Police and CPS 'failing to protect British Jews from anti-Semitic crime'
Police and prosecutors have been accused of betraying British Jews by failing to crack down on anti-Semitic crime.
New research suggests suspected hate offences targeting Jewish victims surged for the third consecutive year in 2016, reaching the worst level on record.
But at the same time the number of charges fell "drastically" - with alleged perpetrators charged in fewer than a tenth of cases, campaigners say.
They also claim a "paltry" 15 cases were prosecuted last year.
The Crown Prosecution Service (CPS) said it does not recognise this figure.
Anti-Semitic crimes recorded by police forces around the UK increased by 14.9% in 2016, according to figures provided following Freedom of Information requests.
The total of 1,078 offences registered last year compared to 938 in 2015 and 746 in 2014.
Gideon Falter, chairman of the Campaign Against Antisemitism, which compiled the analysis, said: "The failure of police forces and the Crown Prosecution Service to protect British Jews is a betrayal.
"The solutions are simple, but whilst the right promises are being made, little has been implemented.
"The result is that British Jews continue to endure intolerable levels of hate crime.
"Britain has the political will to fight anti-Semitism and strong laws with which to do it, but those responsible for tackling the rapidly growing racist targeting of British Jews are failing to enforce the law.
"There is a very real danger of Jewish citizens emigrating, as has happened elsewhere in Europe unless there is radical change."
The campaign's report warned that a consistently elevated level of anti-Semitic crime has become the "new normality" for British Jews since the middle of 2014.
Forces recorded 105 violent offences against Jews in 2016 - which was down by 44% on the previous year, the assessment found.
It said 2016 saw the number of anti-Semitic crimes charged fall by 30.5%, with 89 resulting in charges being brought - or 8.3% of the total number of offences recorded.
The campaign said it had ascertained through a review of its own and other charities' data, as well as press reports, that 15 alleged anti-Semitic crimes were prosecuted in 2016.
The CPS said it is wrong to claim it does not take prosecuting anti-Semitic crime seriously.
A spokesman for the service said: "Last year we prosecuted more hate crimes than ever before - more than 15,000 cases.
"We do not recognise the statistics contained in this report.
"Religiously-aggravated hate crimes display an ugly element of society which can be devastating to victims who have been targeted because of their beliefs.
"We will always prosecute crimes against people of all faiths where there is sufficient evidence and it is in the public interest to do so."

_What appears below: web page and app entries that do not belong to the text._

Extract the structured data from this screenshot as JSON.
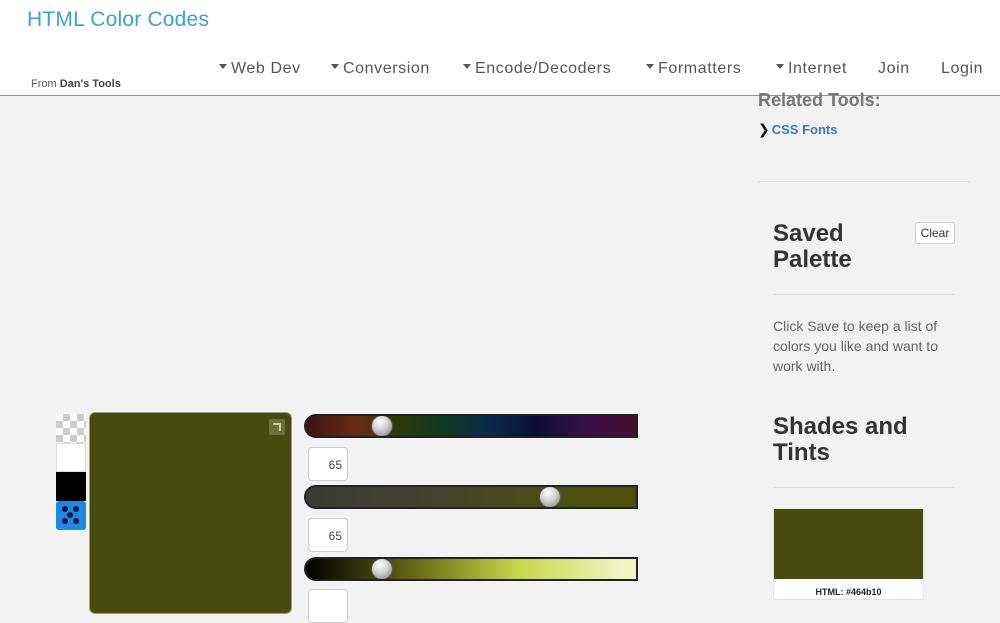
{
  "header": {
    "title": "HTML Color Codes",
    "from_prefix": "From",
    "from_site": "Dan's Tools",
    "nav": [
      {
        "label": "Web Dev",
        "dropdown": true
      },
      {
        "label": "Conversion",
        "dropdown": true
      },
      {
        "label": "Encode/Decoders",
        "dropdown": true
      },
      {
        "label": "Formatters",
        "dropdown": true
      },
      {
        "label": "Internet",
        "dropdown": true
      },
      {
        "label": "Join",
        "dropdown": false
      },
      {
        "label": "Login",
        "dropdown": false
      }
    ]
  },
  "picker": {
    "current_color": "#464b10",
    "hue_value": "65",
    "saturation_value": "65",
    "hue_fraction": 0.23,
    "saturation_fraction": 0.74,
    "lightness_fraction": 0.23,
    "swatches": [
      "transparent-swatch",
      "white-swatch",
      "black-swatch",
      "random-color-icon"
    ]
  },
  "sidebar": {
    "related_title": "Related Tools:",
    "related_links": [
      "CSS Fonts"
    ],
    "saved_palette_title": "Saved Palette",
    "clear_label": "Clear",
    "saved_palette_text": "Click Save to keep a list of colors you like and want to work with.",
    "shades_title": "Shades and Tints",
    "shades": [
      {
        "label": "HTML: #464b10",
        "color": "#464b10"
      }
    ]
  },
  "colors": {
    "brand": "#3e9fd8",
    "header_border": "#5aa6d6",
    "link": "#3a7ab8"
  }
}
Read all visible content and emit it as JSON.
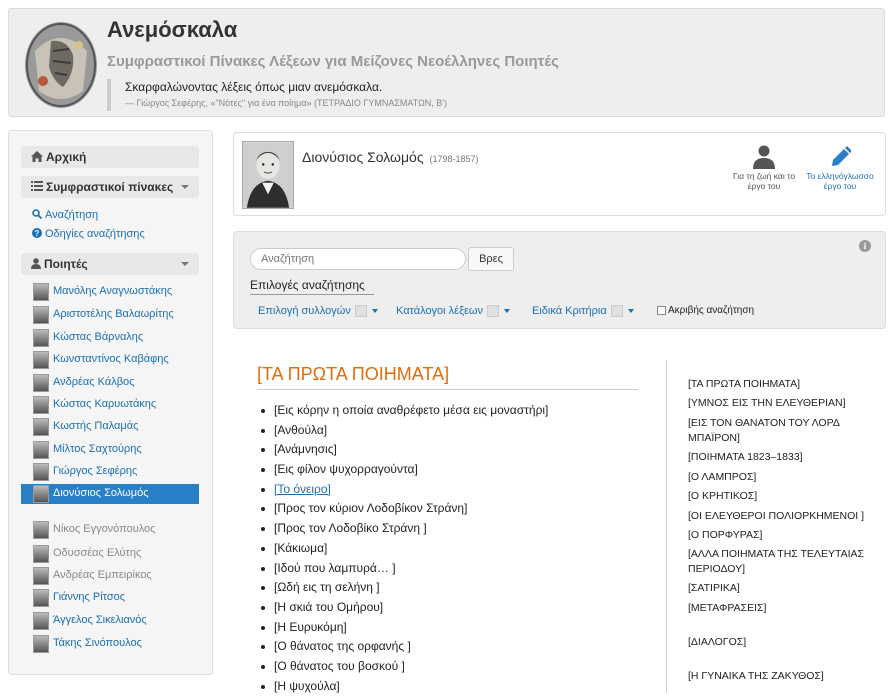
{
  "header": {
    "title": "Ανεμόσκαλα",
    "subtitle": "Συμφραστικοί Πίνακες Λέξεων για Μείζονες Νεοέλληνες Ποιητές",
    "quote": "Σκαρφαλώνοντας λέξεις όπως μιαν ανεμόσκαλα.",
    "quote_source": "— Γιώργος Σεφέρης, «\"Νότες\" για ένα ποίημα» (ΤΕΤΡΑΔΙΟ ΓΥΜΝΑΣΜΑΤΩΝ, Β')"
  },
  "sidebar": {
    "home": "Αρχική",
    "tables": "Συμφραστικοί πίνακες",
    "search": "Αναζήτηση",
    "help": "Οδηγίες αναζήτησης",
    "poets_label": "Ποιητές",
    "poets": [
      "Μανόλης Αναγνωστάκης",
      "Αριστοτέλης Βαλαωρίτης",
      "Κώστας Βάρναλης",
      "Κωνσταντίνος Καβάφης",
      "Ανδρέας Κάλβος",
      "Κώστας Καρυωτάκης",
      "Κωστής Παλαμάς",
      "Μίλτος Σαχτούρης",
      "Γιώργος Σεφέρης",
      "Διονύσιος Σολωμός"
    ],
    "poets_inactive": [
      "Νίκος Εγγονόπουλος",
      "Οδυσσέας Ελύτης",
      "Ανδρέας Εμπειρίκος",
      "Γιάννης Ρίτσος",
      "Άγγελος Σικελιανός",
      "Τάκης Σινόπουλος"
    ]
  },
  "poet": {
    "name": "Διονύσιος Σολωμός",
    "years": "(1798-1857)",
    "life_label": "Για τη ζωή και το έργο του",
    "work_label": "Το ελληνόγλωσσο έργο του"
  },
  "search": {
    "placeholder": "Αναζήτηση",
    "button": "Βρες",
    "options_title": "Επιλογές αναζήτησης",
    "opt_collections": "Επιλογή συλλογών",
    "opt_wordlists": "Κατάλογοι λέξεων",
    "opt_criteria": "Ειδικά Κριτήρια",
    "exact": "Ακριβής αναζήτηση",
    "info_glyph": "i"
  },
  "collection": {
    "title": "[ΤΑ ΠΡΩΤΑ ΠΟΙΗΜΑΤΑ]",
    "poems": [
      "[Εις κόρην η οποία αναθρέφετο μέσα εις μοναστήρι]",
      "[Ανθούλα]",
      "[Ανάμνησις]",
      "[Εις φίλον ψυχορραγούντα]",
      "[Το όνειρο]",
      "[Προς τον κύριον Λοδοβίκον Στράνη]",
      "[Προς τον Λοδοβίκο Στράνη ]",
      "[Κάκιωμα]",
      "[Ιδού που λαμπυρά… ]",
      "[Ωδή εις τη σελήνη ]",
      "[Η σκιά του Ομήρου]",
      "[Η Ευρυκόμη]",
      "[Ο θάνατος της ορφανής ]",
      "[Ο θάνατος του βοσκού ]",
      "[Η ψυχούλα]"
    ]
  },
  "collections": [
    "[ΤΑ ΠΡΩΤΑ ΠΟΙΗΜΑΤΑ]",
    "[ΥΜΝΟΣ ΕΙΣ ΤΗΝ ΕΛΕΥΘΕΡΙΑΝ]",
    "[ΕΙΣ ΤΟΝ ΘΑΝΑΤΟΝ ΤΟΥ ΛΟΡΔ ΜΠΑΪΡΟΝ]",
    "[ΠΟΙΗΜΑΤΑ 1823–1833]",
    "[Ο ΛΑΜΠΡΟΣ]",
    "[Ο ΚΡΗΤΙΚΟΣ]",
    "[ΟΙ ΕΛΕΥΘΕΡΟΙ ΠΟΛΙΟΡΚΗΜΕΝΟΙ ]",
    "[Ο ΠΟΡΦΥΡΑΣ]",
    "[ΑΛΛΑ ΠΟΙΗΜΑΤΑ ΤΗΣ ΤΕΛΕΥΤΑΙΑΣ ΠΕΡΙΟΔΟΥ]",
    "[ΣΑΤΙΡΙΚΑ]",
    "[ΜΕΤΑΦΡΑΣΕΙΣ]",
    "[ΔΙΑΛΟΓΟΣ]",
    "[Η ΓΥΝΑΙΚΑ ΤΗΣ ΖΑΚΥΘΟΣ]"
  ],
  "colors": {
    "accent": "#2a80c6",
    "link": "#1a6fb3",
    "collection_title": "#e36c09"
  }
}
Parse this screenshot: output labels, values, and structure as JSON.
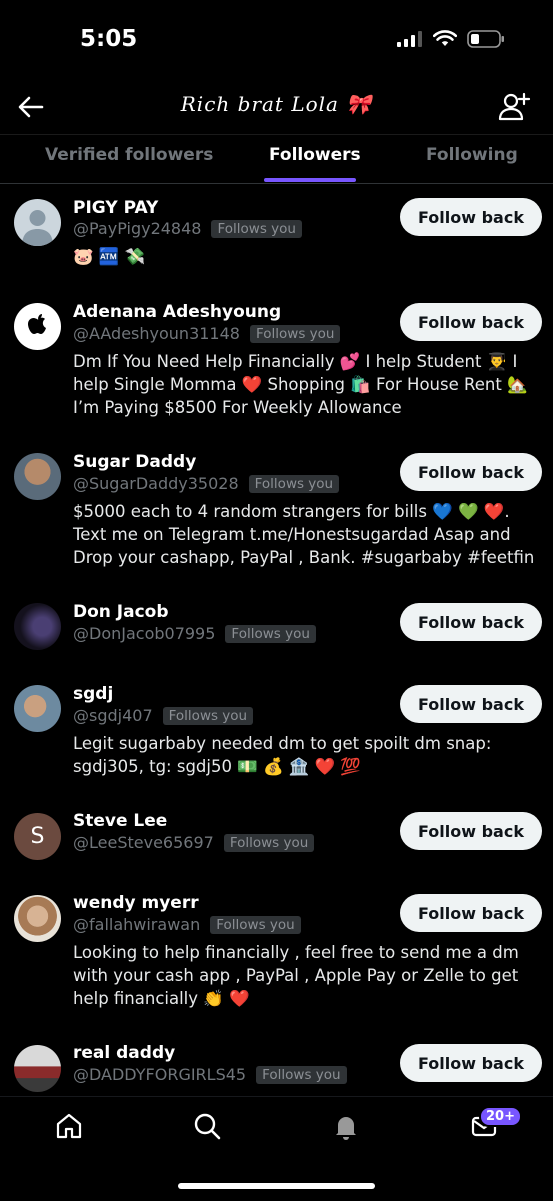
{
  "status_bar": {
    "time": "5:05"
  },
  "header": {
    "title": "Rich brat Lola 🎀"
  },
  "tabs": [
    {
      "label": "Verified followers"
    },
    {
      "label": "Followers"
    },
    {
      "label": "Following"
    }
  ],
  "follow_button_label": "Follow back",
  "follows_you_label": "Follows you",
  "followers": [
    {
      "name": "PIGY PAY",
      "handle": "@PayPigy24848",
      "bio": "🐷 🏧 💸"
    },
    {
      "name": "Adenana Adeshyoung",
      "handle": "@AAdeshyoun31148",
      "bio": "Dm If You Need Help Financially 💕 I help Student 👨‍🎓 I help Single Momma ❤️ Shopping 🛍️ For House Rent 🏡 I’m Paying $8500 For Weekly Allowance"
    },
    {
      "name": "Sugar Daddy",
      "handle": "@SugarDaddy35028",
      "bio": "$5000 each to 4 random strangers for bills 💙 💚 ❤️. Text me on Telegram t.me/Honestsugardad Asap and Drop your cashapp, PayPal , Bank. #sugarbaby #feetfin"
    },
    {
      "name": "Don Jacob",
      "handle": "@DonJacob07995",
      "bio": ""
    },
    {
      "name": "sgdj",
      "handle": "@sgdj407",
      "bio": "Legit sugarbaby needed dm to get spoilt dm snap: sgdj305, tg: sgdj50 💵 💰 🏦 ❤️ 💯"
    },
    {
      "name": "Steve Lee",
      "handle": "@LeeSteve65697",
      "bio": "",
      "avatar_letter": "S"
    },
    {
      "name": "wendy myerr",
      "handle": "@fallahwirawan",
      "bio": "Looking to help financially , feel free to send me a dm with your cash app , PayPal , Apple Pay or Zelle to get help financially 👏 ❤️"
    },
    {
      "name": "real daddy",
      "handle": "@DADDYFORGIRLS45",
      "bio": ""
    }
  ],
  "tab_bar": {
    "notification_badge": "20+"
  },
  "colors": {
    "accent": "#7856ff",
    "button_bg": "#eff3f4",
    "muted": "#71767b"
  }
}
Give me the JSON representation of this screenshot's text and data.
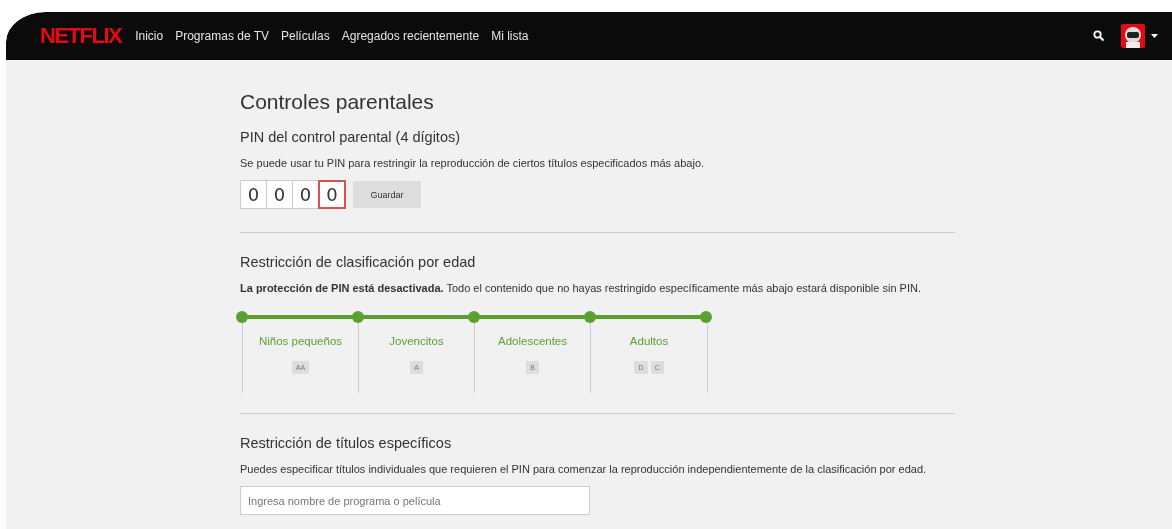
{
  "header": {
    "logo": "NETFLIX",
    "nav": [
      {
        "label": "Inicio"
      },
      {
        "label": "Programas de TV"
      },
      {
        "label": "Películas"
      },
      {
        "label": "Agregados recientemente"
      },
      {
        "label": "Mi lista"
      }
    ]
  },
  "title": "Controles parentales",
  "pin": {
    "heading": "PIN del control parental (4 dígitos)",
    "description": "Se puede usar tu PIN para restringir la reproducción de ciertos títulos especificados más abajo.",
    "digits": [
      {
        "value": "0",
        "focused": false
      },
      {
        "value": "0",
        "focused": false
      },
      {
        "value": "0",
        "focused": false
      },
      {
        "value": "0",
        "focused": true
      }
    ],
    "button": "Guardar"
  },
  "age": {
    "heading": "Restricción de clasificación por edad",
    "notice": "**La protección de PIN está desactivada.** Todo el contenido que no hayas restringido específicamente más abajo estará disponible sin PIN.",
    "levels": [
      {
        "label": "Niños pequeños",
        "active": true,
        "ratings": [
          "AA"
        ]
      },
      {
        "label": "Jovencitos",
        "active": true,
        "ratings": [
          "A"
        ]
      },
      {
        "label": "Adolescentes",
        "active": true,
        "ratings": [
          "B"
        ]
      },
      {
        "label": "Adultos",
        "active": true,
        "ratings": [
          "D",
          "C"
        ]
      }
    ]
  },
  "titles": {
    "heading": "Restricción de títulos específicos",
    "description": "Puedes especificar títulos individuales que requieren el PIN para comenzar la reproducción independientemente de la clasificación por edad.",
    "search": {
      "placeholder": "Ingresa nombre de programa o película"
    }
  }
}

The report recommends training and guidance on anti-Semitic hate crime for officers and prosecutors and called for police forces' responses to the offences to be examined by watchdogs.
Home Secretary Amber Rudd said: "Everyone in this country has the right to be safe from violence and persecution.
"We are working together to tackle anti-Semitic hate crime in all its forms and using the full force of the law to protect every person in the UK."
National policing lead for the issue Assistant Chief Constable Garry Shewan said: "Nobody should have to face violence because of who they are.
"The police service is committed to tackling all forms of intolerance and hate-motivated crime, but to do so we need all victims or witnesses to come forward and report these incidents to us.
"I want to reassure all communities that you will be listened to, taken seriously, and officers will do all they can to bring offenders to justice."